Norwich police said they were responding to reports of a possible break-in and on Broad Street in Willimantic at 10:48 a.m. on Feb. 20, 2019, and 39-year-old Kyron Sands, of Hartford, fled and shot at officers.
As Sands was running from police, he stopped in front of a green Toyota Camry. At gunpoint, he ordered the three women inside it to get out and drove off in the car, according to the Middlesex State’s Attorney.
Police lost sight of the car in Lisbon and Sands tried to carjack another vehicle, according to the report.
The stolen Camry was located in Norwich and a police dog followed a track to Interstate 395.
According to the state's attorney report, Sands tried to steal several vehicles at gunpoint and was able to steal a white Ford Edge and police chased the vehicle for 23 miles as Sands drove on Route 2, back onto I-395 and to Route 32, sometimes at speeds exceeding 100 miles per hour.

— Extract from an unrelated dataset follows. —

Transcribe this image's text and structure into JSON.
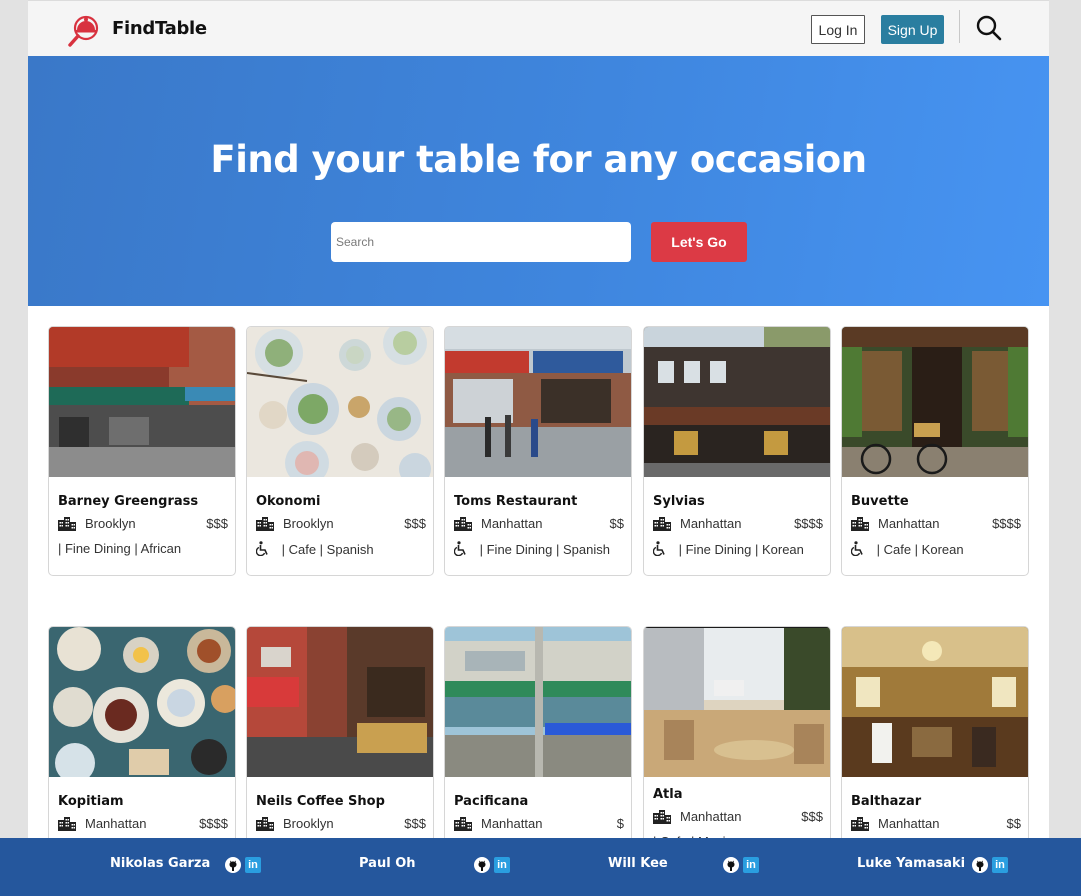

State police laid out stop sticks along Route 32 in the area of the IGA supermarket in Windham and Sands drove over them and went off the road, according to the state's attorney.
Sands ran after the crash, continued to shoot at police and tried to break into a home, according to officials.
During the gun battle, Sands was shot and the office of the chief medical examiner determined he died of gunshot wounds of the head, torso and extremities.
The autopsy also revealed that Sands suffered superficial blunt impact injuries of the head and abrasions on his hands and knees, which would have been consistent with hitting his head on the windshield when the Ford Edge crashed into trees, according to the state's attorney.
The state's attorney identified the law enforcement officers who were involved as Officer Christopher Nott, of the Norwich Police Department, Connecticut State Police Trooper First Class Robert Maurice, Officer Jonathan Lisee of the Willimantic Police Department, Corporal Keith Edele of the Willimantic Police Department and Connecticut State Police Trooper First Class Gregory Decarli.
"Mr. Sands’ death was a tragedy and I, on behalf of the Division of Criminal Justice, extend our condolences to his family and friends. In the situation presented, however, the officers’ actions in firing upon Mr. Sands were justified," Michael Gailor, state’s attorney for the Judicial District of Middlesex, said in a statement.
"Mr. Sands initiated the use of deadly physical force by firing upon an officer in Norwich. In trying to avoid apprehension, he stole two cars at gunpoint, attempted to steal several others, and fired at civilians. He then led police on a high speed chase only to exit the car with a gun and fire at the officers at that scene. At no time, did Mr. Sands surrender to authorities or demonstrate that he was no longer a threat to use deadly physical force. The Division of Criminal Justice will take no further action with regard to this incident," the statement goes on to say.